Alternatively, their rivals have made a point of it to match the market in order to retain their most talented players. Teams such as Man Utd have benefitted from such an approach as it has helped them prolong their success on the pitch.
Given the current scenario, it is imperative that Stan Kroenke addresses this immediately, as this approach is only aiding Arsenal’s drought, and it is forcing players like van Persie out of the door.
With Walcott’s contract also up for renewal, if something is not done sooner rather than later, Arsenal could find that two of their best players from last season wanting to move on.
Lack of strong leadership
While Arsene Wenger’s coaching ability can not be brought into question, the leadership structure around him leaves a lot to be desired. The exit of David Dein has been most evident in the decision making on ‘non-footballing’ matters.
From a sponsorship perspective, Arsenal have been impacted by their long term deals but they haven’t used the opportunity to innovate as other clubs have. Usmanov even touched on the lack of some of professionalism to Arsenal’s approach.
So it isn’t a surprise that as of September 2011, Arsenal made £70m less than Man Utd do. It doesn’t however justify this difference as Arsenal’s fan base is sufficient to make this gulf in sponsorship revenue seem insane.
Aside from that, the board’s PR skills have only made Usmanov’s position stronger.
To many people’s disgust, it was found that any further movement on RVP’s decision was pending Gazidis’ return from a two week holiday.
Not only would you hope that your Chief Executive was present for such news, but you would expect it. At such a time, a good leader would be available instantly to steer the situation to the benefit of the club.
Usmanov however, didn’t hesitate in exploiting this fact and Hill-Wood’s response to his statement was pathetic at best. If there was ever at time for ‘Silent Stan’ to talk to the media it is now. Gazidis seems to be the wrong man to be guiding the club but it is Kroenke’s silence that leaves an opportunity for both the media and the fans to speculate about the failings of the club.
All in all, while Usmanov’s statement was a strategic one, as evident by his choice to designate Wenger no blame, a lot of the messages within it rang true. If we then consider the remaining issues, there is sufficient reason for players being driven out for both financial and football related reasons. So until the club gets their act together, both on and off the pitch, players will follow RVP out of the door.

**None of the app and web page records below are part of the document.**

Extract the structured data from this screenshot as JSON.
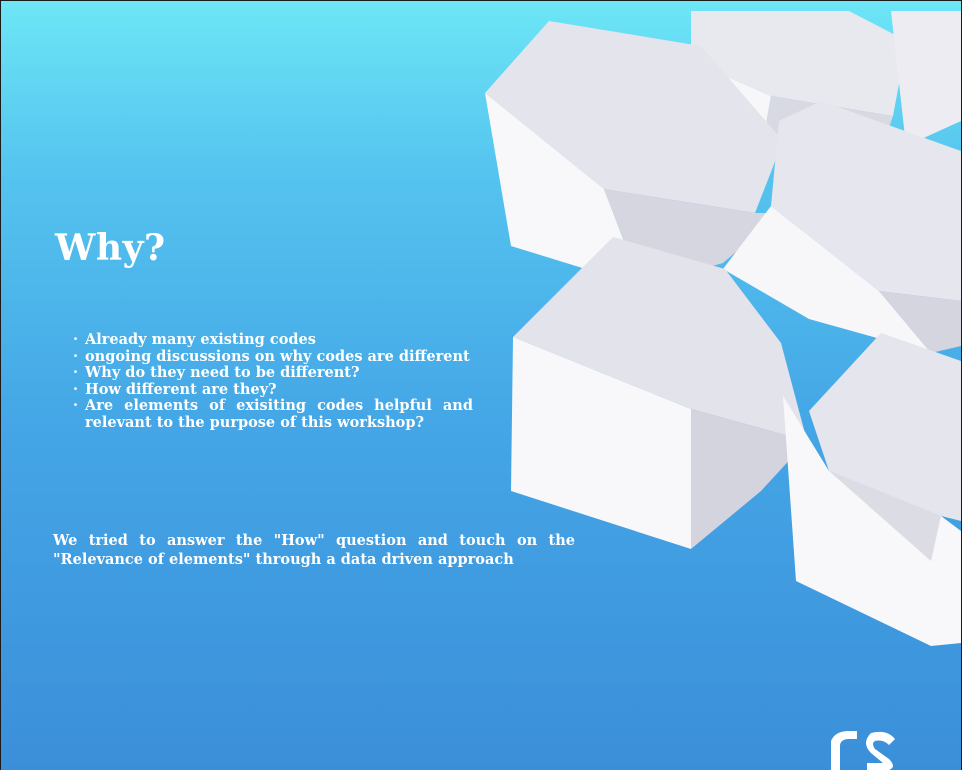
{
  "slide": {
    "title": "Why?",
    "bullets": [
      "Already many existing codes",
      "ongoing discussions on why codes are different",
      "Why do they need to be different?",
      "How different are they?",
      "Are elements of exisiting codes helpful and relevant to the purpose of this workshop?"
    ],
    "conclusion": "We tried to answer the \"How\" question and touch on the \"Relevance of elements\"  through a data driven approach"
  },
  "colors": {
    "background_top": "#6de6f6",
    "background_bottom": "#3b8fd9",
    "text": "#ffffff",
    "cube_top": "#e6e6ee",
    "cube_left": "#f6f6f9",
    "cube_right": "#d4d4de"
  }
}
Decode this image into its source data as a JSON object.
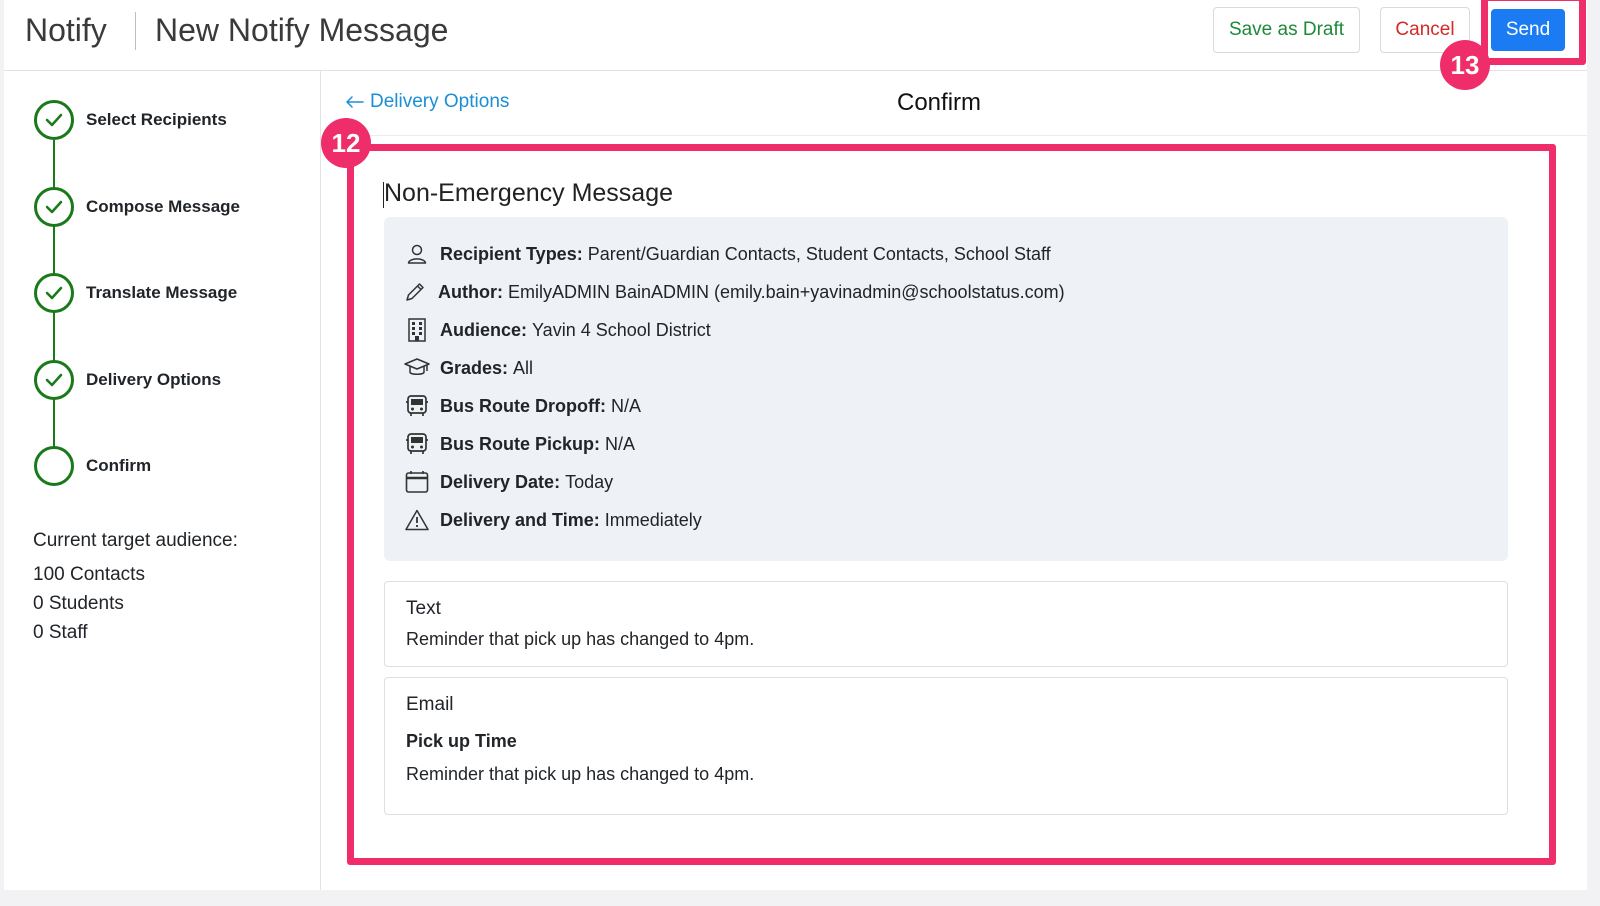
{
  "header": {
    "brand": "Notify",
    "title": "New Notify Message",
    "save_draft": "Save as Draft",
    "cancel": "Cancel",
    "send": "Send"
  },
  "steps": [
    {
      "label": "Select Recipients",
      "done": true
    },
    {
      "label": "Compose Message",
      "done": true
    },
    {
      "label": "Translate Message",
      "done": true
    },
    {
      "label": "Delivery Options",
      "done": true
    },
    {
      "label": "Confirm",
      "done": false
    }
  ],
  "audience": {
    "title": "Current target audience:",
    "lines": [
      "100 Contacts",
      "0 Students",
      "0 Staff"
    ]
  },
  "main": {
    "back_label": "Delivery Options",
    "title": "Confirm",
    "message_type": "Non-Emergency Message"
  },
  "summary": [
    {
      "icon": "person-icon",
      "label": "Recipient Types:",
      "value": "Parent/Guardian Contacts, Student Contacts, School Staff"
    },
    {
      "icon": "pencil-icon",
      "label": "Author:",
      "value": "EmilyADMIN BainADMIN (emily.bain+yavinadmin@schoolstatus.com)"
    },
    {
      "icon": "building-icon",
      "label": "Audience:",
      "value": "Yavin 4 School District"
    },
    {
      "icon": "graduation-cap-icon",
      "label": "Grades:",
      "value": "All"
    },
    {
      "icon": "bus-icon",
      "label": "Bus Route Dropoff:",
      "value": "N/A"
    },
    {
      "icon": "bus-icon",
      "label": "Bus Route Pickup:",
      "value": "N/A"
    },
    {
      "icon": "calendar-icon",
      "label": "Delivery Date:",
      "value": "Today"
    },
    {
      "icon": "warning-icon",
      "label": "Delivery and Time:",
      "value": "Immediately"
    }
  ],
  "text_card": {
    "title": "Text",
    "body": "Reminder that pick up has changed to 4pm."
  },
  "email_card": {
    "title": "Email",
    "subject": "Pick up Time",
    "body": "Reminder that pick up has changed to 4pm."
  },
  "annotations": {
    "badge_content": "12",
    "badge_send": "13",
    "color": "#ef2d6a"
  },
  "colors": {
    "step_green": "#1a7a1a",
    "primary_blue": "#1a7bf2",
    "link_blue": "#1a8fd6",
    "draft_green": "#1d8a3a",
    "cancel_red": "#d62828",
    "summary_bg": "#eef1f5"
  }
}
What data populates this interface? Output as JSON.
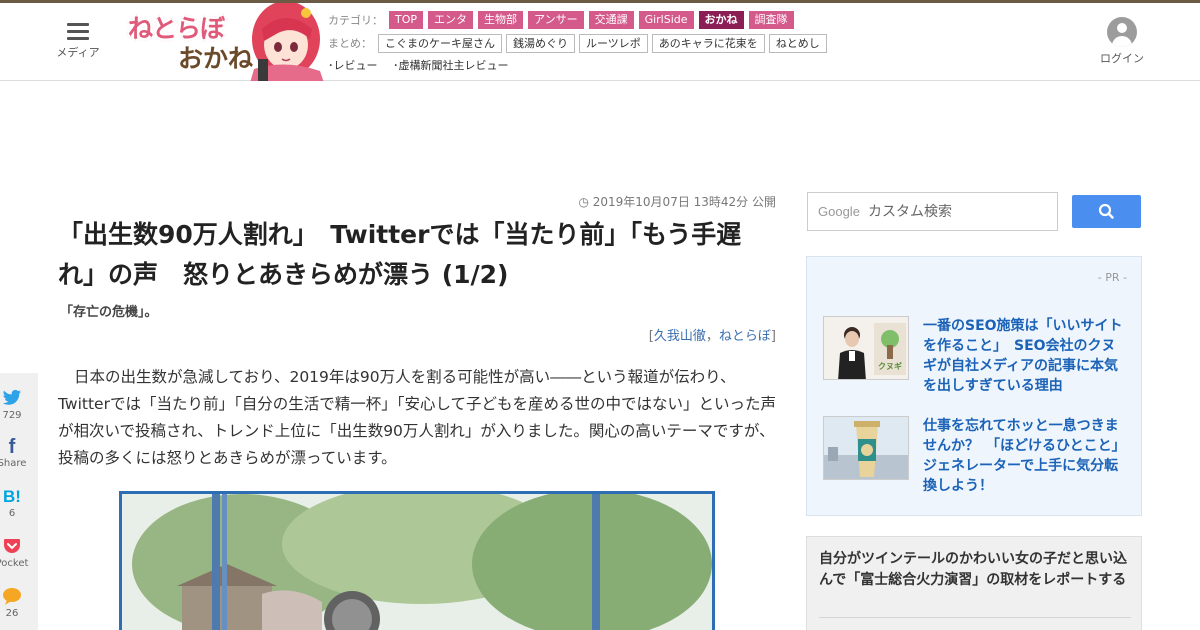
{
  "header": {
    "menu_label": "メディア",
    "logo": {
      "text_line1": "ねとらぼ",
      "text_line2": "おかね"
    },
    "category_label": "カテゴリ：",
    "categories": [
      {
        "label": "TOP",
        "active": false
      },
      {
        "label": "エンタ",
        "active": false
      },
      {
        "label": "生物部",
        "active": false
      },
      {
        "label": "アンサー",
        "active": false
      },
      {
        "label": "交通課",
        "active": false
      },
      {
        "label": "GirlSide",
        "active": false
      },
      {
        "label": "おかね",
        "active": true
      },
      {
        "label": "調査隊",
        "active": false
      }
    ],
    "summary_label": "まとめ：",
    "summaries": [
      "こぐまのケーキ屋さん",
      "銭湯めぐり",
      "ルーツレポ",
      "あのキャラに花束を",
      "ねとめし"
    ],
    "reviews": [
      "･レビュー",
      "･虚構新聞社主レビュー"
    ],
    "login_label": "ログイン"
  },
  "article": {
    "date": "2019年10月07日 13時42分 公開",
    "title": "「出生数90万人割れ」　Twitterでは「当たり前」「もう手遅れ」の声　怒りとあきらめが漂う (1/2)",
    "subtitle": "「存亡の危機」。",
    "byline_open": "[",
    "author": "久我山徹",
    "byline_sep": "，",
    "outlet": "ねとらぼ",
    "byline_close": "]",
    "body": "日本の出生数が急減しており、2019年は90万人を割る可能性が高い――という報道が伝わり、Twitterでは「当たり前」「自分の生活で精一杯」「安心して子どもを産める世の中ではない」といった声が相次いで投稿され、トレンド上位に「出生数90万人割れ」が入りました。関心の高いテーマですが、投稿の多くには怒りとあきらめが漂っています。"
  },
  "share": [
    {
      "icon": "twitter-icon",
      "count": "729"
    },
    {
      "icon": "facebook-icon",
      "count": "Share"
    },
    {
      "icon": "hatena-bookmark-icon",
      "count": "6"
    },
    {
      "icon": "pocket-icon",
      "count": "Pocket"
    },
    {
      "icon": "comment-icon",
      "count": "26"
    }
  ],
  "sidebar": {
    "search": {
      "brand": "Google",
      "placeholder": "カスタム検索"
    },
    "pr_label": "- PR -",
    "pr_items": [
      {
        "text": "一番のSEO施策は「いいサイトを作ること」　SEO会社のクヌギが自社メディアの記事に本気を出しすぎている理由",
        "thumb_caption": "クヌギ"
      },
      {
        "text": "仕事を忘れてホッと一息つきませんか？　「ほどけるひとこと」ジェネレーターで上手に気分転換しよう！"
      }
    ],
    "ranking_item": "自分がツインテールのかわいい女の子だと思い込んで「富士総合火力演習」の取材をレポートする"
  },
  "colors": {
    "category_bg": "#d45a8c",
    "category_active_bg": "#8a1e55",
    "link_blue": "#1c63b8",
    "search_button": "#4a8ff0",
    "photo_border": "#2d6db4",
    "pr_bg": "#eef5fc"
  }
}
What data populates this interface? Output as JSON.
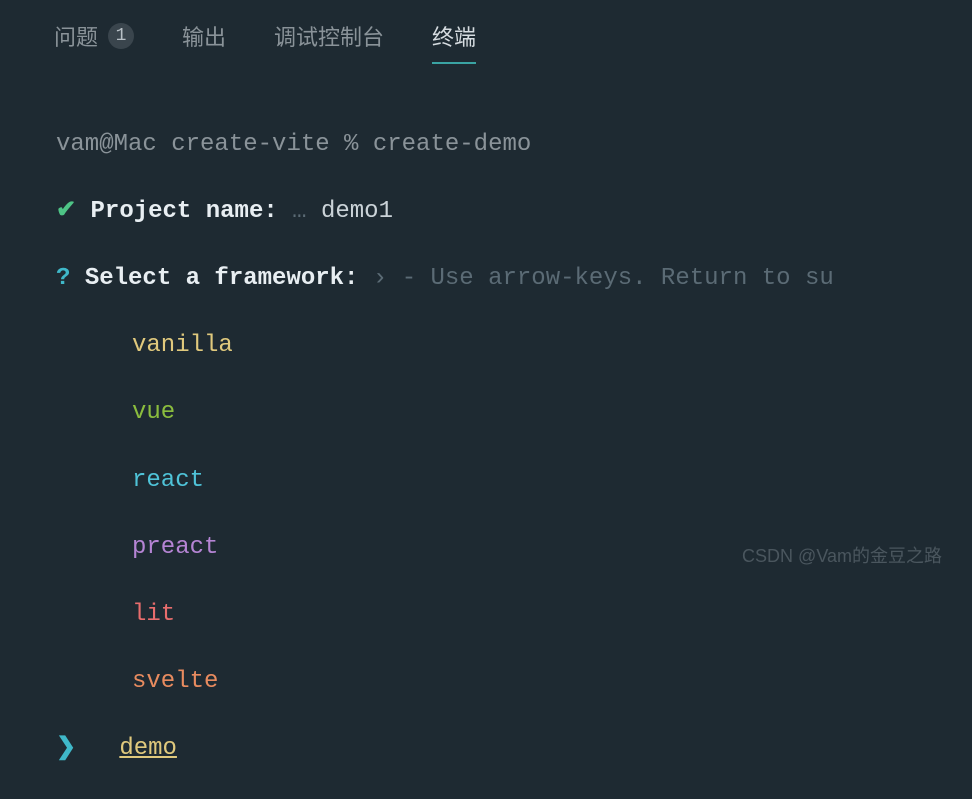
{
  "tabs": {
    "problems": {
      "label": "问题",
      "badge": "1"
    },
    "output": {
      "label": "输出"
    },
    "debug": {
      "label": "调试控制台"
    },
    "terminal": {
      "label": "终端"
    }
  },
  "terminal": {
    "prompt": "vam@Mac create-vite % create-demo",
    "check_symbol": "✔",
    "project_label": "Project name:",
    "ellipsis": "…",
    "project_value": "demo1",
    "question_symbol": "?",
    "select_label": "Select a framework:",
    "arrow_symbol": "›",
    "hint": "- Use arrow-keys. Return to su",
    "options": {
      "vanilla": "vanilla",
      "vue": "vue",
      "react": "react",
      "preact": "preact",
      "lit": "lit",
      "svelte": "svelte",
      "demo": "demo"
    },
    "selection_cursor": "❯"
  },
  "watermark": "CSDN @Vam的金豆之路"
}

My personal suggestion to resolve the situation is not a change of ownership however.
Instead, I believe it is Gazidis’ position that must come under review. There seems to be little direction from him and a stronger chief executive could not only abolish the wage structure, but also provide a greater amount of support (which includes constructive criticism from time to time) to Wenger in order to help return the club to its glory days.
image: © wonker